* _SOURCE DATA_
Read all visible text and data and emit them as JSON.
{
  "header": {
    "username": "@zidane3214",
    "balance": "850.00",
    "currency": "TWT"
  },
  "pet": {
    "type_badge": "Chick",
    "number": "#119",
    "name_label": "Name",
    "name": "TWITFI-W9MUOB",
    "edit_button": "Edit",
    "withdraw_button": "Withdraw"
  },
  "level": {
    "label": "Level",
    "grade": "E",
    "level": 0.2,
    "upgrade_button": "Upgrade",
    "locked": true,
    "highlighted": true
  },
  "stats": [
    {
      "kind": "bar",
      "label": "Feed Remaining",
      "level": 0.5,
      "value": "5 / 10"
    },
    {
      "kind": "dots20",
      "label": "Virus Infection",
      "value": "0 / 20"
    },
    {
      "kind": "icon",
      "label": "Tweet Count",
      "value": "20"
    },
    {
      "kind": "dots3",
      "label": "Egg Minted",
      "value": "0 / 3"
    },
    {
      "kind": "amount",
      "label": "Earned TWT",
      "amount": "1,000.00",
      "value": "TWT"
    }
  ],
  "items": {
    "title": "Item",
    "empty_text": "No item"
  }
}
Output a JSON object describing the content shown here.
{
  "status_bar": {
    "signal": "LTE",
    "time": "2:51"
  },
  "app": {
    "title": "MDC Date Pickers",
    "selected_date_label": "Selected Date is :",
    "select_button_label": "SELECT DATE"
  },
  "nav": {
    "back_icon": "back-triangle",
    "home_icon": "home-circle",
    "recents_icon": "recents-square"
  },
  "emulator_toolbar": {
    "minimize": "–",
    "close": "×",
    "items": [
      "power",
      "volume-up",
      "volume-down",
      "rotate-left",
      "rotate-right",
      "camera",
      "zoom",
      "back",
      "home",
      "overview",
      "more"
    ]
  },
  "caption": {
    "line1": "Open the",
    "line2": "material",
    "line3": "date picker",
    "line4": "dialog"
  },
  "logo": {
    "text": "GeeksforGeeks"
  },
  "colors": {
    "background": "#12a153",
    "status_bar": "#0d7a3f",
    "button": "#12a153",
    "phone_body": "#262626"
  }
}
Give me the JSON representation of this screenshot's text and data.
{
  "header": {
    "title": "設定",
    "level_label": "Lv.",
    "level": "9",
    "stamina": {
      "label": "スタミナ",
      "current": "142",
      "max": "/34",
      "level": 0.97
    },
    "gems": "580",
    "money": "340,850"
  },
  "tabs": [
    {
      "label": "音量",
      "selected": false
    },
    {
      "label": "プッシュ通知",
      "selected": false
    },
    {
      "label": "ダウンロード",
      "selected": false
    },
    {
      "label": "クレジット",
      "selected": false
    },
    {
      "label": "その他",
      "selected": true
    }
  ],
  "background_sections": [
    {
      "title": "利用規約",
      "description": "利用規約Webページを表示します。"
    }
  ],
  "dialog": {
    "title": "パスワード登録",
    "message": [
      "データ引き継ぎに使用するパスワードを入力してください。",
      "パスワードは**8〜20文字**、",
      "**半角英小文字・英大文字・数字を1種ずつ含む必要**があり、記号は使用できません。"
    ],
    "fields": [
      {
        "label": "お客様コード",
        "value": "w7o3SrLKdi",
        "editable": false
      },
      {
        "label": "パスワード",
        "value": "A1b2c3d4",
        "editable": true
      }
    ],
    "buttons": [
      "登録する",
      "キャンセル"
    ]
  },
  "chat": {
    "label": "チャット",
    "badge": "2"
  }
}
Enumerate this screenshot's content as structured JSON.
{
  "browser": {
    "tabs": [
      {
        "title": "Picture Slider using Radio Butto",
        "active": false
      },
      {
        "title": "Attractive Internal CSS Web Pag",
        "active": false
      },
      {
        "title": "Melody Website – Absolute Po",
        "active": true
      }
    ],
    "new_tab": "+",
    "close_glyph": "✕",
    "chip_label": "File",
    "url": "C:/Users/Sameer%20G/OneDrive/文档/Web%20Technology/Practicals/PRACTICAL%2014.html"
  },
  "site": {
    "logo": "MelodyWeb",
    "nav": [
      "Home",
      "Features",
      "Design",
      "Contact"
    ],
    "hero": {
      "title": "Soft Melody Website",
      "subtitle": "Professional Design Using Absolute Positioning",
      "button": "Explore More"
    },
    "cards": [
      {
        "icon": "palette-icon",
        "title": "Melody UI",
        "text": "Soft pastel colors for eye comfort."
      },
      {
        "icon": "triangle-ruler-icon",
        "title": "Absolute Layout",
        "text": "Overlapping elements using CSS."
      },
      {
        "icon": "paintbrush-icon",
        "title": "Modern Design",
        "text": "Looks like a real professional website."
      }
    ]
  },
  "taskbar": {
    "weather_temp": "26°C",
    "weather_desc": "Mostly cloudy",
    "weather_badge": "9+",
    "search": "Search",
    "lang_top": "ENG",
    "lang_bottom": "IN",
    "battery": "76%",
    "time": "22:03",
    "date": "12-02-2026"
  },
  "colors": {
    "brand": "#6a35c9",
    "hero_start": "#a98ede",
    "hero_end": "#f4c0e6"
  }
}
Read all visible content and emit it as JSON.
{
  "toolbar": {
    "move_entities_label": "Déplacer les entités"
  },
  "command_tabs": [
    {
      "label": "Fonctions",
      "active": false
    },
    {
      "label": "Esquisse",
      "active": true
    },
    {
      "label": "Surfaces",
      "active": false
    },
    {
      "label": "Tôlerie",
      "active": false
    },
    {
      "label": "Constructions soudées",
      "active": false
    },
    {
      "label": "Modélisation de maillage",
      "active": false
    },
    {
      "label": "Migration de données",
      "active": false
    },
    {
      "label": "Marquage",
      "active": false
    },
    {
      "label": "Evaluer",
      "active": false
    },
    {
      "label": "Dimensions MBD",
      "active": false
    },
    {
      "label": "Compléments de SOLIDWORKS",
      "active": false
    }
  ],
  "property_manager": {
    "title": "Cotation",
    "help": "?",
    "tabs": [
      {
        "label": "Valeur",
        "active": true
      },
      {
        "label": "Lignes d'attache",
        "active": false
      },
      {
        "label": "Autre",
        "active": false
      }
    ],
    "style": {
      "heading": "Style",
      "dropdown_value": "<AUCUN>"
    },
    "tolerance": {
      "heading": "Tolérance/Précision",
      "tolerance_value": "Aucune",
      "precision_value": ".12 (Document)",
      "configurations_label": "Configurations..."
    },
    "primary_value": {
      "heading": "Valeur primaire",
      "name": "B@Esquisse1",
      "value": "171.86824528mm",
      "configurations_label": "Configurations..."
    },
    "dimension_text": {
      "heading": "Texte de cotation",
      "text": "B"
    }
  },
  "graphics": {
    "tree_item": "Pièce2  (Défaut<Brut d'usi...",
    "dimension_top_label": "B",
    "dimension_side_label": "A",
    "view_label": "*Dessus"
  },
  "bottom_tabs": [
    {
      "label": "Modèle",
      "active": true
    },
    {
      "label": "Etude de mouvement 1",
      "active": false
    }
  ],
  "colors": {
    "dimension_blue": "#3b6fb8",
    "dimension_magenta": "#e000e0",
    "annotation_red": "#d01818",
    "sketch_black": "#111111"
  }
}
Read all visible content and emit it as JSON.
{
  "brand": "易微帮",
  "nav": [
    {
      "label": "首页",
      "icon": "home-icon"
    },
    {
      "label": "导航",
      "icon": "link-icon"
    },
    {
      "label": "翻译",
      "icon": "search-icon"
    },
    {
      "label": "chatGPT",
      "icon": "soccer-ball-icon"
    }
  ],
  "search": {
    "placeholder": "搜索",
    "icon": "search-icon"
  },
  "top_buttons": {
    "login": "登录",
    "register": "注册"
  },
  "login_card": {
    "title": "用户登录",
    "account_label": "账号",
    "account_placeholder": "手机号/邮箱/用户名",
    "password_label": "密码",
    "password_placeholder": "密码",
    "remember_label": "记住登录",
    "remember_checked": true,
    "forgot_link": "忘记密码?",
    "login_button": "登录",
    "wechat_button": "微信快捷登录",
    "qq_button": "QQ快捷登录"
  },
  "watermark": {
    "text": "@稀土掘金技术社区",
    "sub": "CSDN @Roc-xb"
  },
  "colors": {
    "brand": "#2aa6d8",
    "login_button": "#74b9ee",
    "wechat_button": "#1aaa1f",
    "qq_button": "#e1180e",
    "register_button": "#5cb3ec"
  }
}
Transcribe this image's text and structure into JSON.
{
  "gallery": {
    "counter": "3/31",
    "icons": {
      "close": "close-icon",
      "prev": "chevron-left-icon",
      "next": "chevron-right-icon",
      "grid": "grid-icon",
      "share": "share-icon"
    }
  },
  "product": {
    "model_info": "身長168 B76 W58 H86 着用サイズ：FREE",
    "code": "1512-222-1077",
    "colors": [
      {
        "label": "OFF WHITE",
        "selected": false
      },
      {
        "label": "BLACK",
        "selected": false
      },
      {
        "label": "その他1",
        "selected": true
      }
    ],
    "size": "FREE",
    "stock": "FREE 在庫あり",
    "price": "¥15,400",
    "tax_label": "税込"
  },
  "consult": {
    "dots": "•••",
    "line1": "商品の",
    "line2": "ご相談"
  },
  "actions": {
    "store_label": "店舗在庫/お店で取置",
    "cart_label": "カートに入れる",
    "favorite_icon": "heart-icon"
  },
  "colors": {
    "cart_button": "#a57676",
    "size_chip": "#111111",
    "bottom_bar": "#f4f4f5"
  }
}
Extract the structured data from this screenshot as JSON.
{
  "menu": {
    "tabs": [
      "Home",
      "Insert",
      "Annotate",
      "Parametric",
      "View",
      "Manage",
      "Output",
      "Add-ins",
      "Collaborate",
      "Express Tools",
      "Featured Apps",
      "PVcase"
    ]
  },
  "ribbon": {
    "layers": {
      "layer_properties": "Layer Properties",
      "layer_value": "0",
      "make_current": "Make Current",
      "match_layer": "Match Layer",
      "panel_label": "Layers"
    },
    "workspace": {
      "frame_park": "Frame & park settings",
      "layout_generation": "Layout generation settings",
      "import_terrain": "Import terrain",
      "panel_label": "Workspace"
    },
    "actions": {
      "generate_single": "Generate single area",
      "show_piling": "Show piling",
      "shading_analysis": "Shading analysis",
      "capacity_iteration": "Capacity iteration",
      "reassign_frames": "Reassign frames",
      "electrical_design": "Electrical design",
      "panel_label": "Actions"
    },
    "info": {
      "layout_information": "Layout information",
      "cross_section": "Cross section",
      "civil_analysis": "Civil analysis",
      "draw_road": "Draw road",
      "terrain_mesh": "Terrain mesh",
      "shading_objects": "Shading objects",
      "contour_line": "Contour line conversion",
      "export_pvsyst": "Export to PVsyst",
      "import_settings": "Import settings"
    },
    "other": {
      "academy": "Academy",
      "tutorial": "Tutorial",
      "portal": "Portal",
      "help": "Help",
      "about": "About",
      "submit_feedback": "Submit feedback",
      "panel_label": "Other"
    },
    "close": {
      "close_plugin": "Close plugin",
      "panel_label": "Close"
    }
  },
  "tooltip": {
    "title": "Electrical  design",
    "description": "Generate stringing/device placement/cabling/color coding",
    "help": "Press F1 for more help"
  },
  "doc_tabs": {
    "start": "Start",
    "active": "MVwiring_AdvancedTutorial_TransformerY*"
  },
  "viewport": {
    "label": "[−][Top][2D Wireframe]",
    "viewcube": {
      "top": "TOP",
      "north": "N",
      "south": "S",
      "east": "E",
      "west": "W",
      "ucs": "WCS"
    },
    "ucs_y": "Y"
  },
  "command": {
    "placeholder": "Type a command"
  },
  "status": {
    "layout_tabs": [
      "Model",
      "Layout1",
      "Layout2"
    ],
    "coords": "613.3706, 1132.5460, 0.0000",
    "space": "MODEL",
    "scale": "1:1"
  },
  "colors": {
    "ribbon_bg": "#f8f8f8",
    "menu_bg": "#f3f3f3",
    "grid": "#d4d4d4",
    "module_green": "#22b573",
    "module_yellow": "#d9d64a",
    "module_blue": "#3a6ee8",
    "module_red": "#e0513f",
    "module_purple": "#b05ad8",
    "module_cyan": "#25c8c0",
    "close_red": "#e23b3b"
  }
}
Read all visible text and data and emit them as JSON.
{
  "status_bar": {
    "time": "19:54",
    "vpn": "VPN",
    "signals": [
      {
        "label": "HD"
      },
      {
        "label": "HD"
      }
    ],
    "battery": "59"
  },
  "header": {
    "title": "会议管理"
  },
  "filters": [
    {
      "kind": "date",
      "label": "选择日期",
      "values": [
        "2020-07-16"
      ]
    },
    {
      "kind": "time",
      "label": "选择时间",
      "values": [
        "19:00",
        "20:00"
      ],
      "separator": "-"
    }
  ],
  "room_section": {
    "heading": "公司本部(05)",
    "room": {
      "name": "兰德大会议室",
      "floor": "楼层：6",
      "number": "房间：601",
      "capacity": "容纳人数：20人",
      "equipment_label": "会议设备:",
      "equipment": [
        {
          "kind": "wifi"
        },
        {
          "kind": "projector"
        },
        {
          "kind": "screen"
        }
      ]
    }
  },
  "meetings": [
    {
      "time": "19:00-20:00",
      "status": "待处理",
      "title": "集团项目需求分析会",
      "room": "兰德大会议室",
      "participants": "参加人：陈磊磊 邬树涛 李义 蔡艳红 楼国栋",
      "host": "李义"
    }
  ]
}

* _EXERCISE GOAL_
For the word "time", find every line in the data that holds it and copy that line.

* _SOLUTION TO THE PROBLEM_
    "time": "2:51"
    "time": "22:03",
    "time": "19:54",
      "kind": "time",
      "time": "19:00-20:00",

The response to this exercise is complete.